  2. MS IE 4.x for Windows closing menus with onmouseover or onmousemove or attributes from elements, which are directly below the menu cause the problem, that sub-menus don't always stay open and menus are extremely unstable. I tried onmousedown but links were difficult to open and it doesn't work as it should. Only the onclick attribute can be used in this purpose. If this browser is intended to support, closing sub-menus through the content should be implement conditional by using the document.write() method of JavaScript so that the closing dynamic menus from the content by using certain event handler attributes doesn't concern MS IE 4.x for Windows. Sub-menus might remain open but this is much better situation than the situation, where it is not possible to select some menu items in the desired sub-menus.

    In the example code below the task of the function hideAllGroups() is to close all opened sub-menus through the actual content of the Web-page. Adding the following code before the actual content of the document force all dynamic menus supporting browser at least with some event handler to close all opened sub-menus (all of these even handler are not necessary to set):
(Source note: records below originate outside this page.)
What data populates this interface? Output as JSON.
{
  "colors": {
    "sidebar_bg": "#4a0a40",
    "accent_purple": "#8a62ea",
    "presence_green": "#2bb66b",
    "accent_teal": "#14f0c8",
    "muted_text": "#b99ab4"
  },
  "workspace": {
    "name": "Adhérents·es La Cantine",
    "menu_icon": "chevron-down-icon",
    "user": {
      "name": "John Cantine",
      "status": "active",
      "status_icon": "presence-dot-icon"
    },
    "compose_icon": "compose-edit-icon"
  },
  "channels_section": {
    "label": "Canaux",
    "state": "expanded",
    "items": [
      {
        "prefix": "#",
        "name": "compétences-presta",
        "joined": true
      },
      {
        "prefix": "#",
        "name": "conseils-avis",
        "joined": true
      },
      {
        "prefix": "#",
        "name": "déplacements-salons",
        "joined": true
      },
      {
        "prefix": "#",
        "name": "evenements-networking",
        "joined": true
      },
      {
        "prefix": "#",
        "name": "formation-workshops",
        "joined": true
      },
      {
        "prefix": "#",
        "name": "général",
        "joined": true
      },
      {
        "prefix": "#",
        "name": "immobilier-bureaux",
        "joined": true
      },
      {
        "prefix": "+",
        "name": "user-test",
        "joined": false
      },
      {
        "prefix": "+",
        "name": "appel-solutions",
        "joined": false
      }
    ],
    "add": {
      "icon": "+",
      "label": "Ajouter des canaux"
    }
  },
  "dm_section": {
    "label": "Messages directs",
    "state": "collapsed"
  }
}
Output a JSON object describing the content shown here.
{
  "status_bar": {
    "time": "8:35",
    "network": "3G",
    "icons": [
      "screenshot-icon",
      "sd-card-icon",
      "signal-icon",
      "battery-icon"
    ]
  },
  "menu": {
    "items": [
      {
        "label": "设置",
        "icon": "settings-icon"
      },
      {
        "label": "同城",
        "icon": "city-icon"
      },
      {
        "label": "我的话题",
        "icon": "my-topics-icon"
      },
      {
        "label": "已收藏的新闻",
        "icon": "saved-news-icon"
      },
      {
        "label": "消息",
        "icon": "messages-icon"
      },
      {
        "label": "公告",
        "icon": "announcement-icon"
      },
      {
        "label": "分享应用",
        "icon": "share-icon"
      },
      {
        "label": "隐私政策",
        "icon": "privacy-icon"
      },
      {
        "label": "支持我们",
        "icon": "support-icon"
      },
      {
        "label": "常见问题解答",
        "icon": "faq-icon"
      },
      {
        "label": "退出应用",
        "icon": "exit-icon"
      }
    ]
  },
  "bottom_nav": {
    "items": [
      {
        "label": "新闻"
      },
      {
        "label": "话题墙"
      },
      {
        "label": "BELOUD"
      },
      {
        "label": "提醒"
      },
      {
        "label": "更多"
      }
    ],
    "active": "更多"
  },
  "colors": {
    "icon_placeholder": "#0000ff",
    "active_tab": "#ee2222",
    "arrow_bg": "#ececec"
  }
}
    <script language="JavaScript" type="text/javascript">
    if (document.getElementById)
     onmouseover=\"hideAllGroups(); \"\>');}
    else if (document.layers)
    {document.write('\<layer\ z-index=\"0\"\ 
    else if (document.all)
    else {}
    The actual content starts here...

    If behind the menu have been set a background element and/or each sub-menus have their own shadow boxes, which don't have event handler attributes, which concerns the previous mentioned browser, menus can be closed from the actual content with any supported event handle attribute because the content is not directly below the menu. The background element and/or shadow boxes work then as an "insulations" between the menu and the main content.

  3. If shadows are positioned on the base of the absolute positioned element, Opera 5.x might not position them correctly. Use browser-specific CSS for Opera 5.x or don't use nested postioning.

  4. As I have earlier explained all structural solutions don't work in MS IE 5.0 for Mac browsers, why it would be reasonable to use as simple solutions as possible (you can go through a test case[S] MS IE 5.0 for Mac browsers).

  5. Closing menus from the content needs in Netscape 4.x browsers that the whole actual content is inside LAYER or ILAYER elements.

If you want more advice, I recommend to visit in other sites. You can find good hints also from the site of TechsOfTheWeb.

TecsOfTheWeb.Com: Using and Manipulating Dropdown Windows.